The Spokane County Commissioners chose new members that will soon join the Spokane Regional Health District Board of Health.

Spokane County Commissioners voted to appoint three new members to the board that oversees public health in the county on Tuesday.

The new members include naturopathic doctor Alycia Policani and former Trump Housing and Urban Development appointee Chris Patterson, who was also an advisor to Spokane Mayor Nadine Woodward on homelessness. Charlie Duranona, the outreach coordinator at Spokane’s VA hospital who is also a former staffer to Cathy McMorris Rodgers on veterans issues, was selected to fill the community stakeholder position.

They were chosen from among 29 candidates who applied to fill three slots, public health or healthcare provider, consumer of public health, and a stakeholder.

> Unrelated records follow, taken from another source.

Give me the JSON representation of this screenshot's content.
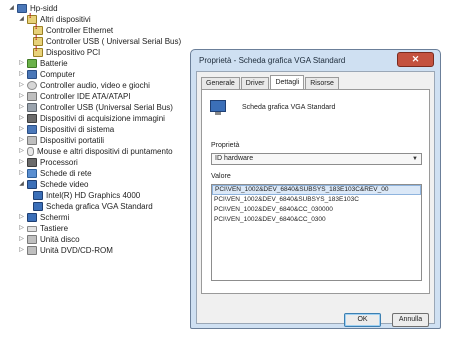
{
  "tree": {
    "root": "Hp-sidd",
    "items": [
      {
        "label": "Altri dispositivi",
        "icon": "unknown-devices-icon",
        "expander": "◢"
      },
      {
        "label": "Controller Ethernet",
        "icon": "warning-device-icon"
      },
      {
        "label": "Controller USB ( Universal Serial Bus)",
        "icon": "warning-device-icon"
      },
      {
        "label": "Dispositivo PCI",
        "icon": "warning-device-icon"
      },
      {
        "label": "Batterie",
        "icon": "battery-icon",
        "expander": "▷"
      },
      {
        "label": "Computer",
        "icon": "computer-icon",
        "expander": "▷"
      },
      {
        "label": "Controller audio, video e giochi",
        "icon": "audio-icon",
        "expander": "▷"
      },
      {
        "label": "Controller IDE ATA/ATAPI",
        "icon": "ide-controller-icon",
        "expander": "▷"
      },
      {
        "label": "Controller USB (Universal Serial Bus)",
        "icon": "usb-icon",
        "expander": "▷"
      },
      {
        "label": "Dispositivi di acquisizione immagini",
        "icon": "camera-icon",
        "expander": "▷"
      },
      {
        "label": "Dispositivi di sistema",
        "icon": "system-device-icon",
        "expander": "▷"
      },
      {
        "label": "Dispositivi portatili",
        "icon": "portable-device-icon",
        "expander": "▷"
      },
      {
        "label": "Mouse e altri dispositivi di puntamento",
        "icon": "mouse-icon",
        "expander": "▷"
      },
      {
        "label": "Processori",
        "icon": "processor-icon",
        "expander": "▷"
      },
      {
        "label": "Schede di rete",
        "icon": "network-icon",
        "expander": "▷"
      },
      {
        "label": "Schede video",
        "icon": "display-adapter-icon",
        "expander": "◢"
      },
      {
        "label": "Intel(R) HD Graphics 4000",
        "icon": "display-adapter-icon"
      },
      {
        "label": "Scheda grafica VGA Standard",
        "icon": "display-adapter-icon"
      },
      {
        "label": "Schermi",
        "icon": "monitor-icon",
        "expander": "▷"
      },
      {
        "label": "Tastiere",
        "icon": "keyboard-icon",
        "expander": "▷"
      },
      {
        "label": "Unità disco",
        "icon": "disk-drive-icon",
        "expander": "▷"
      },
      {
        "label": "Unità DVD/CD-ROM",
        "icon": "dvd-drive-icon",
        "expander": "▷"
      }
    ]
  },
  "dialog": {
    "title": "Proprietà - Scheda grafica VGA Standard",
    "close_label": "✕",
    "tabs": [
      {
        "label": "Generale"
      },
      {
        "label": "Driver"
      },
      {
        "label": "Dettagli"
      },
      {
        "label": "Risorse"
      }
    ],
    "active_tab": "Dettagli",
    "device_name": "Scheda grafica VGA Standard",
    "property_label": "Proprietà",
    "property_value": "ID hardware",
    "value_label": "Valore",
    "values": [
      "PCI\\VEN_1002&DEV_6840&SUBSYS_183E103C&REV_00",
      "PCI\\VEN_1002&DEV_6840&SUBSYS_183E103C",
      "PCI\\VEN_1002&DEV_6840&CC_030000",
      "PCI\\VEN_1002&DEV_6840&CC_0300"
    ],
    "ok_label": "OK",
    "cancel_label": "Annulla"
  }
}
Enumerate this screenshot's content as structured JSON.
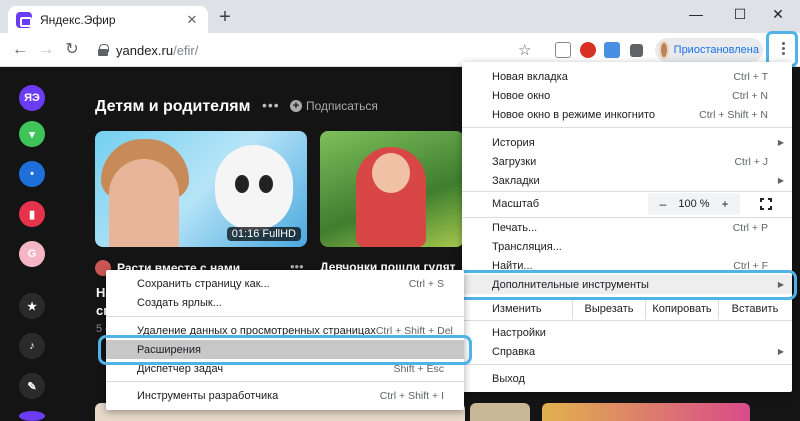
{
  "browser": {
    "tab_title": "Яндекс.Эфир",
    "tab_close": "✕",
    "new_tab": "+",
    "window_minimize": "—",
    "window_maximize": "☐",
    "window_close": "✕",
    "url_host": "yandex.ru",
    "url_path": "/efir/",
    "profile_label": "Приостановлена",
    "icons": [
      "back-arrow-icon",
      "forward-arrow-icon",
      "reload-icon",
      "lock-icon",
      "star-icon",
      "extensions-puzzle-icon",
      "menu-kebab-icon"
    ]
  },
  "page": {
    "section_title": "Детям и родителям",
    "section_dots": "•••",
    "subscribe_label": "Подписаться",
    "cards": [
      {
        "duration": "01:16 FullHD",
        "channel": "Расти вместе с нами",
        "peek_title_1": "На",
        "peek_title_2": "сп",
        "peek_meta": "5 с"
      },
      {
        "title": "Девчонки пошли гулят"
      }
    ],
    "card_dots": "•••",
    "sidebar_labels": [
      "ЯЭ",
      "G"
    ]
  },
  "chrome_menu": {
    "items": [
      {
        "label": "Новая вкладка",
        "shortcut": "Ctrl + T"
      },
      {
        "label": "Новое окно",
        "shortcut": "Ctrl + N"
      },
      {
        "label": "Новое окно в режиме инкогнито",
        "shortcut": "Ctrl + Shift + N"
      },
      {
        "label": "История",
        "shortcut": ""
      },
      {
        "label": "Загрузки",
        "shortcut": "Ctrl + J"
      },
      {
        "label": "Закладки",
        "shortcut": ""
      },
      {
        "label": "Печать...",
        "shortcut": "Ctrl + P"
      },
      {
        "label": "Трансляция...",
        "shortcut": ""
      },
      {
        "label": "Найти...",
        "shortcut": "Ctrl + F"
      },
      {
        "label": "Дополнительные инструменты",
        "shortcut": ""
      },
      {
        "label": "Настройки",
        "shortcut": ""
      },
      {
        "label": "Справка",
        "shortcut": ""
      },
      {
        "label": "Выход",
        "shortcut": ""
      }
    ],
    "zoom": {
      "label": "Масштаб",
      "minus": "–",
      "value": "100 %",
      "plus": "+"
    },
    "edit": {
      "label": "Изменить",
      "cut": "Вырезать",
      "copy": "Копировать",
      "paste": "Вставить"
    }
  },
  "submenu": {
    "items": [
      {
        "label": "Сохранить страницу как...",
        "shortcut": "Ctrl + S"
      },
      {
        "label": "Создать ярлык...",
        "shortcut": ""
      },
      {
        "label": "Удаление данных о просмотренных страницах",
        "shortcut": "Ctrl + Shift + Del"
      },
      {
        "label": "Расширения",
        "shortcut": ""
      },
      {
        "label": "Диспетчер задач",
        "shortcut": "Shift + Esc"
      },
      {
        "label": "Инструменты разработчика",
        "shortcut": "Ctrl + Shift + I"
      }
    ]
  },
  "colors": {
    "highlight": "#4fb3e8",
    "profile_text": "#1a73e8",
    "page_bg": "#141414"
  }
}
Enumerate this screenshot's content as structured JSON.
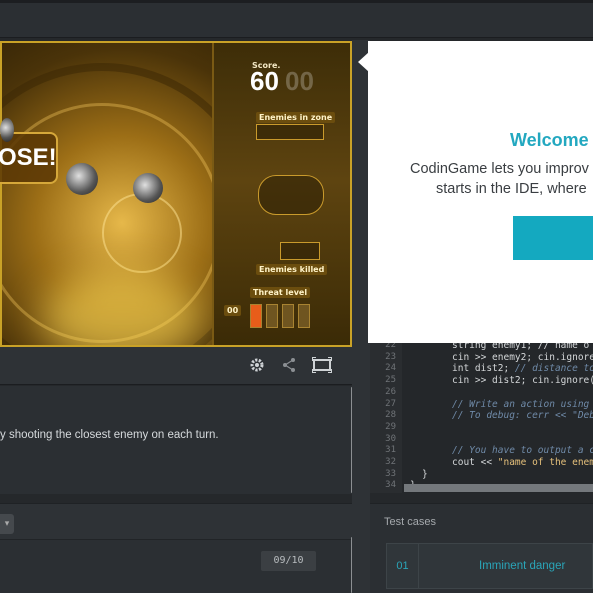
{
  "game": {
    "lose_text": "OSE!",
    "score_label": "Score.",
    "score_value": "60",
    "score_ghost": "00",
    "enemies_in_zone_label": "Enemies in zone",
    "enemies_killed_label": "Enemies killed",
    "threat_level_label": "Threat level",
    "threat_value": "00",
    "threat_level_fraction": 0.25
  },
  "viewer_toolbar": {
    "settings_icon": "gear-icon",
    "share_icon": "share-icon",
    "fullscreen_icon": "fullscreen-icon"
  },
  "statement": {
    "text": "y shooting the closest enemy on each turn."
  },
  "console": {
    "counter": "09/10"
  },
  "editor": {
    "lines": [
      {
        "n": "22",
        "code": "string enemy1; // name o"
      },
      {
        "n": "23",
        "code": "cin >> enemy2; cin.ignore"
      },
      {
        "n": "24",
        "code": "int dist2; ",
        "comment": "// distance to"
      },
      {
        "n": "25",
        "code": "cin >> dist2; cin.ignore("
      },
      {
        "n": "26",
        "code": ""
      },
      {
        "n": "27",
        "code": "",
        "comment": "// Write an action using"
      },
      {
        "n": "28",
        "code": "",
        "comment": "// To debug: cerr << \"Deb"
      },
      {
        "n": "29",
        "code": ""
      },
      {
        "n": "30",
        "code": ""
      },
      {
        "n": "31",
        "code": "",
        "comment": "// You have to output a c"
      },
      {
        "n": "32",
        "code": "cout << ",
        "string": "\"name of the enem"
      },
      {
        "n": "33",
        "code": "}"
      },
      {
        "n": "34",
        "code": "}"
      }
    ]
  },
  "tests": {
    "title": "Test cases",
    "items": [
      {
        "num": "01",
        "name": "Imminent danger"
      }
    ]
  },
  "modal": {
    "title": "Welcome",
    "line1": "CodinGame lets you improv",
    "line2": "starts in the IDE, where"
  }
}
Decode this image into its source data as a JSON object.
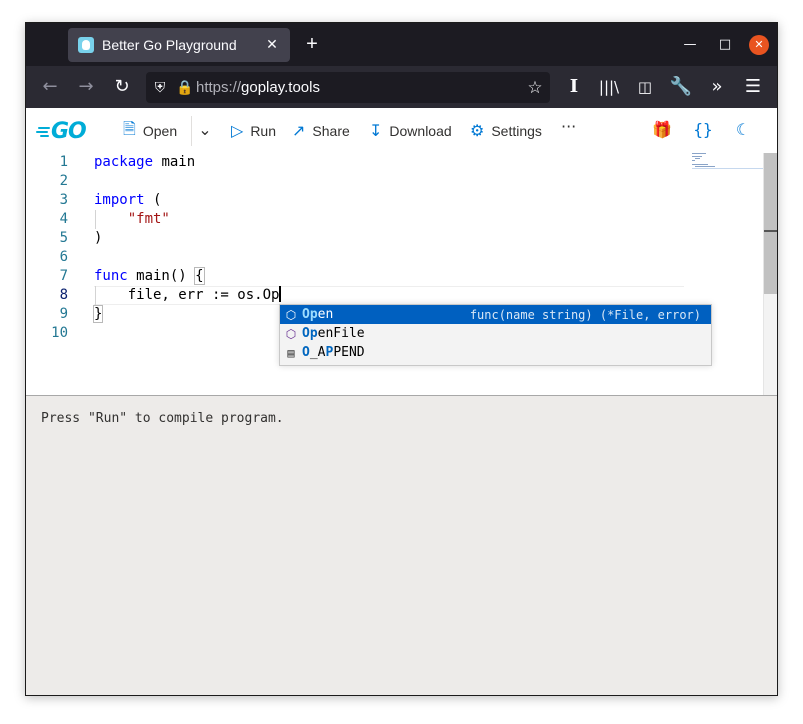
{
  "browser": {
    "tab_title": "Better Go Playground",
    "url_scheme": "https://",
    "url_host": "goplay.tools",
    "new_tab": "+",
    "tab_close": "✕"
  },
  "toolbar": {
    "logo_text": "GO",
    "open_label": "Open",
    "run_label": "Run",
    "share_label": "Share",
    "download_label": "Download",
    "settings_label": "Settings",
    "more_label": "···"
  },
  "editor": {
    "line_numbers": [
      "1",
      "2",
      "3",
      "4",
      "5",
      "6",
      "7",
      "8",
      "9",
      "10"
    ],
    "lines": {
      "l1_kw": "package",
      "l1_rest": " main",
      "l3_kw": "import",
      "l3_rest": " (",
      "l4_str": "\"fmt\"",
      "l5": ")",
      "l7_kw": "func",
      "l7_rest": " main() ",
      "l7_brace": "{",
      "l8": "    file, err := os.Op",
      "l9": "}"
    }
  },
  "suggest": {
    "items": [
      {
        "hl": "Op",
        "rest": "en",
        "detail": "func(name string) (*File, error)",
        "kind": "function"
      },
      {
        "hl": "Op",
        "rest": "enFile",
        "detail": "",
        "kind": "function"
      },
      {
        "pre": "O",
        "mid": "_A",
        "hl": "P",
        "rest": "PEND",
        "detail": "",
        "kind": "constant"
      }
    ]
  },
  "output": {
    "text": "Press \"Run\" to compile program."
  },
  "colors": {
    "accent": "#0078d4",
    "go_brand": "#00acd7",
    "selection": "#0060c0"
  }
}
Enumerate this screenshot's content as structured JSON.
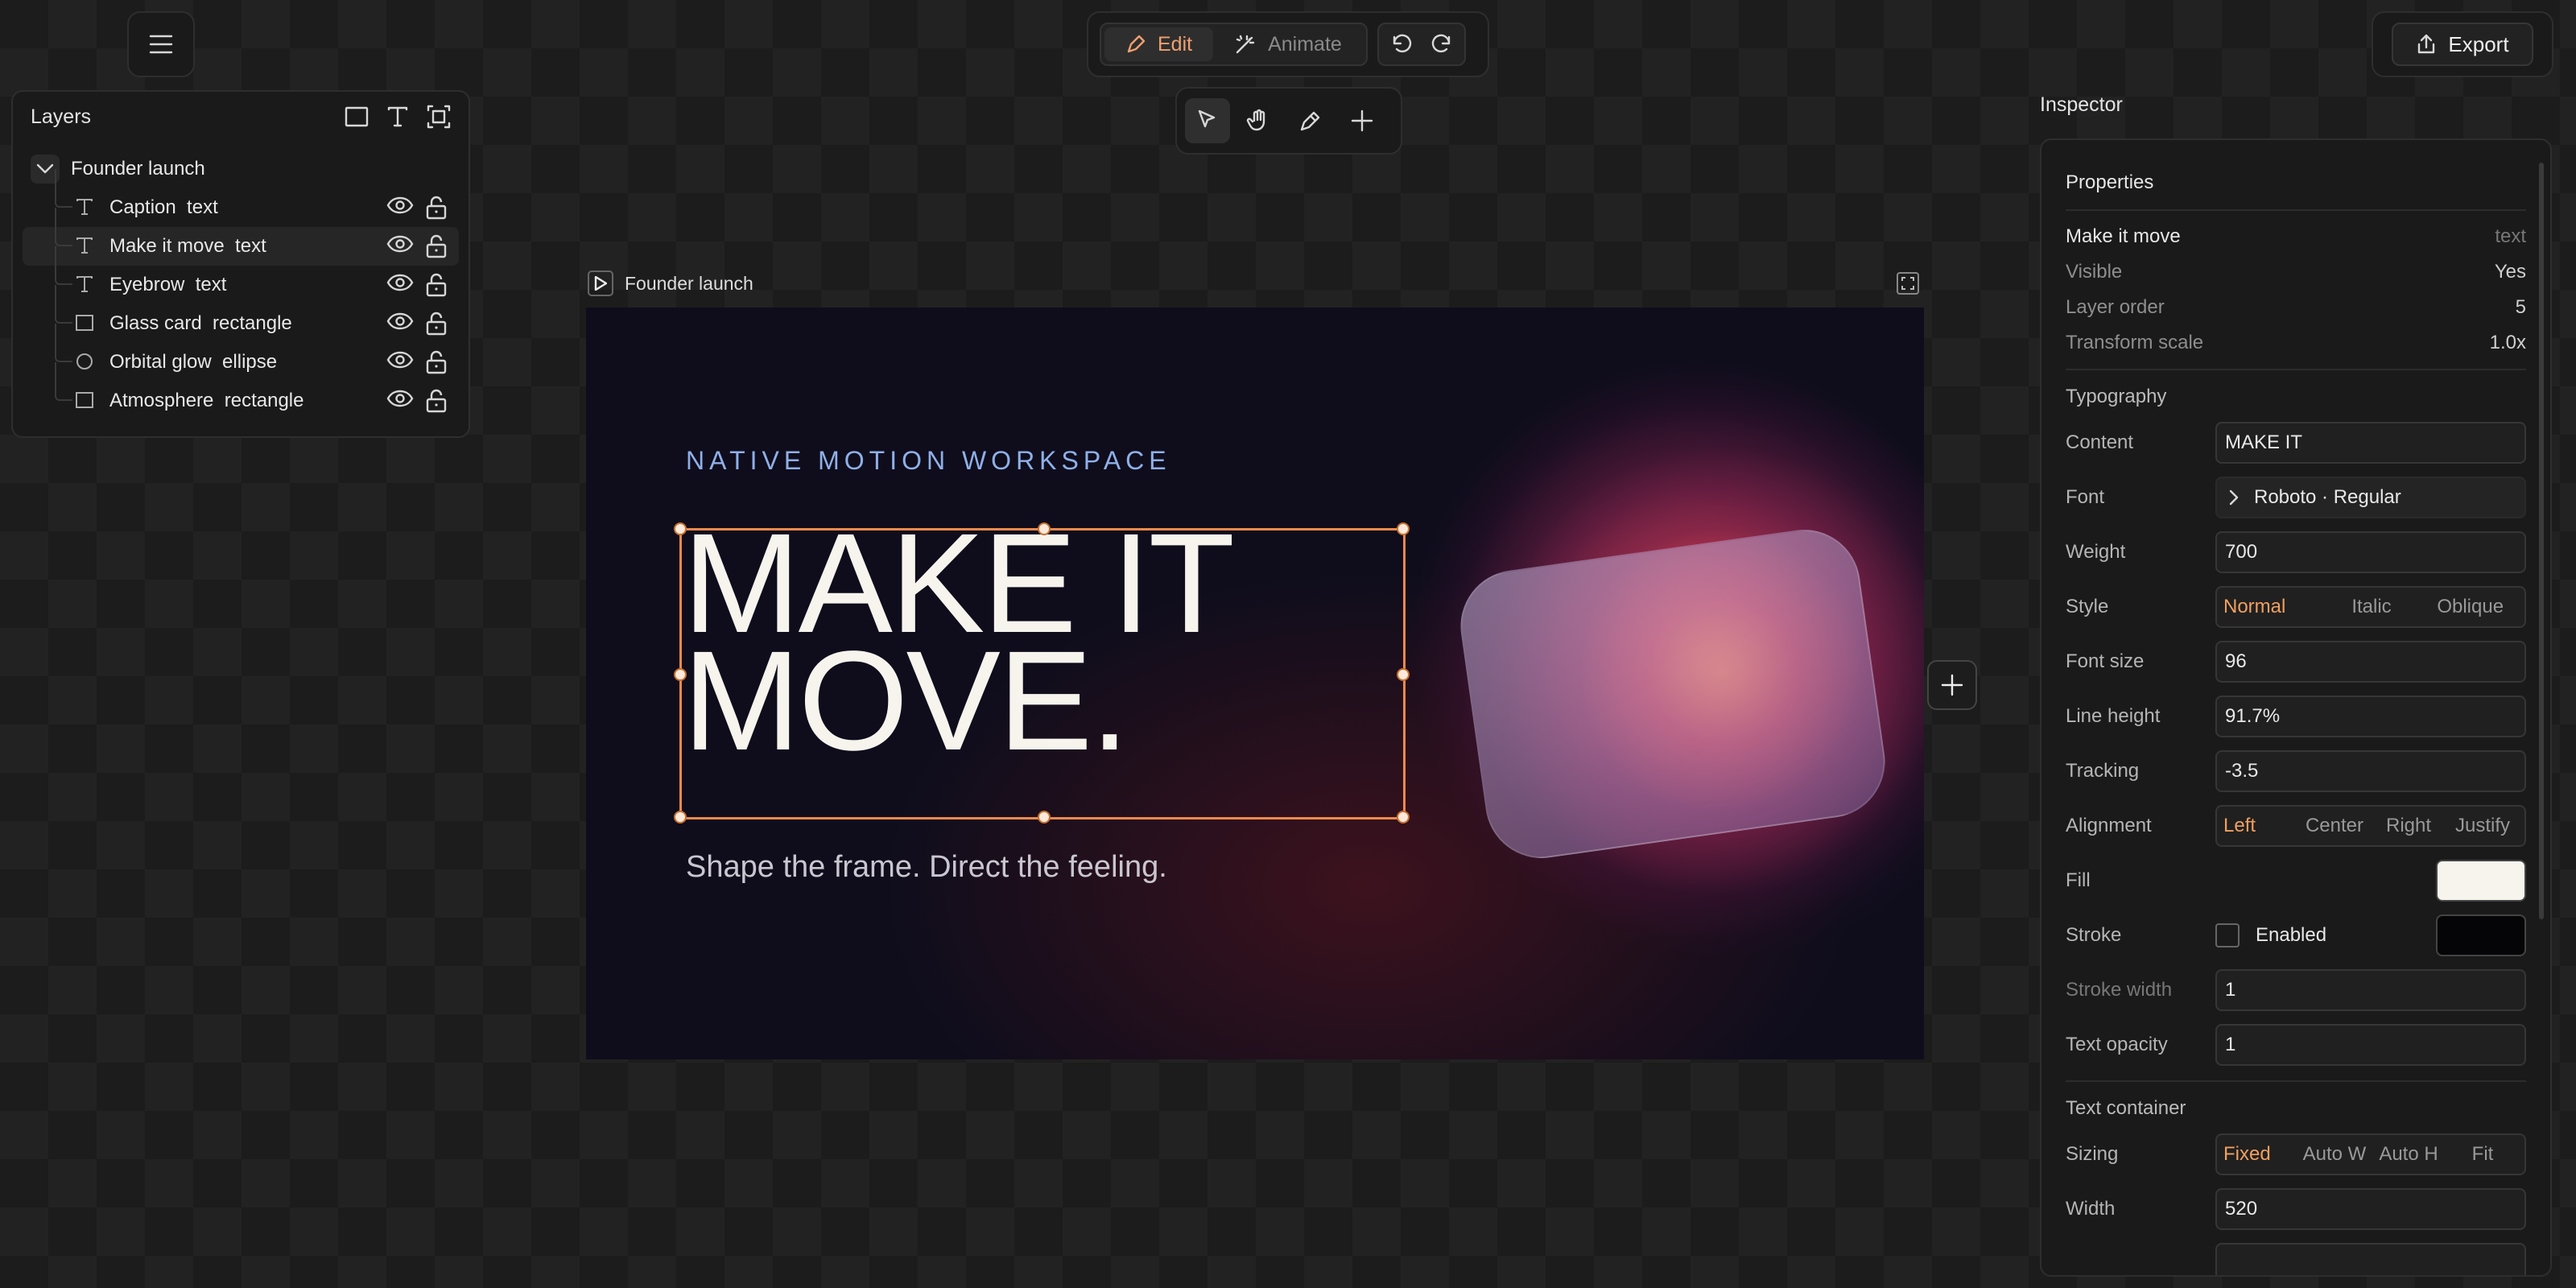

State law required county commissioners to reconfigure the board. Before voting Tuesday, Commissioners Al French and Josh Kerns criticized the law’s prime sponsor, Marcus Riccelli, and said they were disappointed by the local press and the public’s reaction to their candidates.

“They fit the qualifications, they fit the categories they've been appointed to,” Kerns said. “Like commissioner French said, if you're unhappy with how the bill was drafted, which we are following to the tee, contact the people that drafted, that asked for the bill to be introduced, the governor, and the individual that prime sponsored the bill, Representative Marcus Riccelli."

Kerns argued the increased scrutiny could be discouraging to potential candidates for other boards and seats.

French argues the Spokane Regional Board of Health is a community board, not a medical one, and said commissioners followed the law. He pointed to other healthcare leadership structures in the Inland Northwest, such as Providence and MultiCares’ boards of directors, saying only a few medical doctors are members.

“There are those in the community and local media, that are accusing the commissioners of trying to manipulate the board, and remove medical professionals from it,” French said. “This assertion is simply not supported by the facts. In the last 50 years, the only medical professionals serving on the BOH were appointments from commissioner Kerns and myself, even though we are not required to do so.”

Riccelli says the commissioners followed the letter, but not the spirit of the law.

“I had hoped that our county commissioners would be able to loosen their grip on power and allow more expert and diverse perspective, and put our public health first, but unfortunately, once again they've chosen to consolidate power and spurn expertise,” Riccelli said. “I hope they reconsider and take a different course of action that will put people first and at the very least, they are making our lack of concern for the overall health of our community clear."

Riccelli says he is looking forward to a not-yet-appointed member to represent Native American communities, and says he anticipates more changes once new county commissioners are elected later this year. A new state law, also sponsored by Riccelli, forced the county commission to draw new district boundaries and expand to five members.